Leaving out the images, repeat all the lines below exactly.

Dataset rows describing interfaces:
BEGIN
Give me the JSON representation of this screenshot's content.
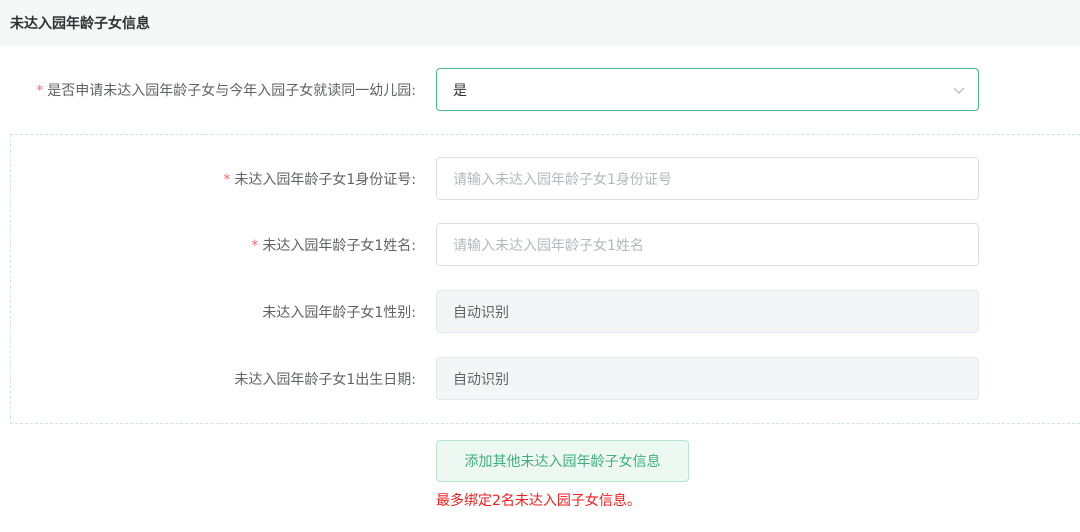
{
  "section": {
    "title": "未达入园年龄子女信息"
  },
  "same_kindergarten": {
    "required_mark": "*",
    "label": "是否申请未达入园年龄子女与今年入园子女就读同一幼儿园:",
    "value": "是"
  },
  "child1": {
    "id_number": {
      "required_mark": "*",
      "label": "未达入园年龄子女1身份证号:",
      "placeholder": "请输入未达入园年龄子女1身份证号"
    },
    "name": {
      "required_mark": "*",
      "label": "未达入园年龄子女1姓名:",
      "placeholder": "请输入未达入园年龄子女1姓名"
    },
    "gender": {
      "label": "未达入园年龄子女1性别:",
      "value": "自动识别"
    },
    "birth_date": {
      "label": "未达入园年龄子女1出生日期:",
      "value": "自动识别"
    }
  },
  "actions": {
    "add_label": "添加其他未达入园年龄子女信息",
    "limit_note": "最多绑定2名未达入园子女信息。"
  },
  "colors": {
    "accent": "#3fb07c",
    "required": "#f56c6c",
    "warning": "#f51e1e"
  },
  "icons": {
    "select_arrow": "chevron-down-icon"
  }
}
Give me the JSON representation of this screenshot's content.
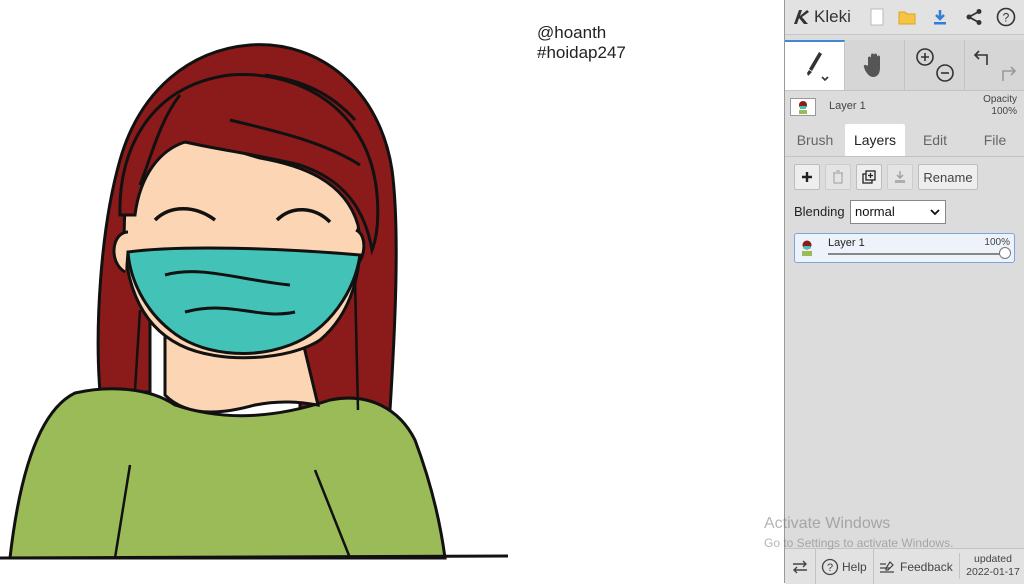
{
  "canvas": {
    "text_line1": "@hoanth",
    "text_line2": "#hoidap247"
  },
  "watermark": {
    "title": "Activate Windows",
    "subtitle": "Go to Settings to activate Windows."
  },
  "app": {
    "name": "Kleki",
    "top_icons": [
      "new-file-icon",
      "open-folder-icon",
      "download-icon",
      "share-icon",
      "help-icon"
    ]
  },
  "tools": {
    "items": [
      "brush-tool-icon",
      "hand-tool-icon",
      "zoom-icon",
      "undo-redo-icon"
    ],
    "active": "brush"
  },
  "layer_info": {
    "name": "Layer 1",
    "opacity_label": "Opacity",
    "opacity_value": "100%"
  },
  "tabs": [
    {
      "label": "Brush",
      "active": false
    },
    {
      "label": "Layers",
      "active": true
    },
    {
      "label": "Edit",
      "active": false
    },
    {
      "label": "File",
      "active": false
    }
  ],
  "layers": {
    "rename_label": "Rename",
    "blending_label": "Blending",
    "blending_value": "normal",
    "items": [
      {
        "name": "Layer 1",
        "opacity": "100%",
        "opacity_fraction": 1.0
      }
    ]
  },
  "bottom": {
    "help_label": "Help",
    "feedback_label": "Feedback",
    "updated_label": "updated",
    "updated_date": "2022-01-17"
  },
  "colors": {
    "accent": "#3e88d6",
    "hair": "#8b1a1a",
    "skin": "#fcd5b5",
    "mask": "#43c2b7",
    "shirt": "#9bbb59",
    "panel_bg": "#dcdcdc"
  }
}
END
FINISHED TASK:
Give me the JSON representation of this screenshot's content.
{
  "section": {
    "title": "未达入园年龄子女信息"
  },
  "same_kindergarten": {
    "required_mark": "*",
    "label": "是否申请未达入园年龄子女与今年入园子女就读同一幼儿园:",
    "value": "是"
  },
  "child1": {
    "id_number": {
      "required_mark": "*",
      "label": "未达入园年龄子女1身份证号:",
      "placeholder": "请输入未达入园年龄子女1身份证号"
    },
    "name": {
      "required_mark": "*",
      "label": "未达入园年龄子女1姓名:",
      "placeholder": "请输入未达入园年龄子女1姓名"
    },
    "gender": {
      "label": "未达入园年龄子女1性别:",
      "value": "自动识别"
    },
    "birth_date": {
      "label": "未达入园年龄子女1出生日期:",
      "value": "自动识别"
    }
  },
  "actions": {
    "add_label": "添加其他未达入园年龄子女信息",
    "limit_note": "最多绑定2名未达入园子女信息。"
  },
  "colors": {
    "accent": "#3fb07c",
    "required": "#f56c6c",
    "warning": "#f51e1e"
  },
  "icons": {
    "select_arrow": "chevron-down-icon"
  }
}
Give me the JSON representation of this screenshot's content.
{
  "canvas": {
    "text_line1": "@hoanth",
    "text_line2": "#hoidap247"
  },
  "watermark": {
    "title": "Activate Windows",
    "subtitle": "Go to Settings to activate Windows."
  },
  "app": {
    "name": "Kleki",
    "top_icons": [
      "new-file-icon",
      "open-folder-icon",
      "download-icon",
      "share-icon",
      "help-icon"
    ]
  },
  "tools": {
    "items": [
      "brush-tool-icon",
      "hand-tool-icon",
      "zoom-icon",
      "undo-redo-icon"
    ],
    "active": "brush"
  },
  "layer_info": {
    "name": "Layer 1",
    "opacity_label": "Opacity",
    "opacity_value": "100%"
  },
  "tabs": [
    {
      "label": "Brush",
      "active": false
    },
    {
      "label": "Layers",
      "active": true
    },
    {
      "label": "Edit",
      "active": false
    },
    {
      "label": "File",
      "active": false
    }
  ],
  "layers": {
    "rename_label": "Rename",
    "blending_label": "Blending",
    "blending_value": "normal",
    "items": [
      {
        "name": "Layer 1",
        "opacity": "100%",
        "opacity_fraction": 1.0
      }
    ]
  },
  "bottom": {
    "help_label": "Help",
    "feedback_label": "Feedback",
    "updated_label": "updated",
    "updated_date": "2022-01-17"
  },
  "colors": {
    "accent": "#3e88d6",
    "hair": "#8b1a1a",
    "skin": "#fcd5b5",
    "mask": "#43c2b7",
    "shirt": "#9bbb59",
    "panel_bg": "#dcdcdc"
  }
}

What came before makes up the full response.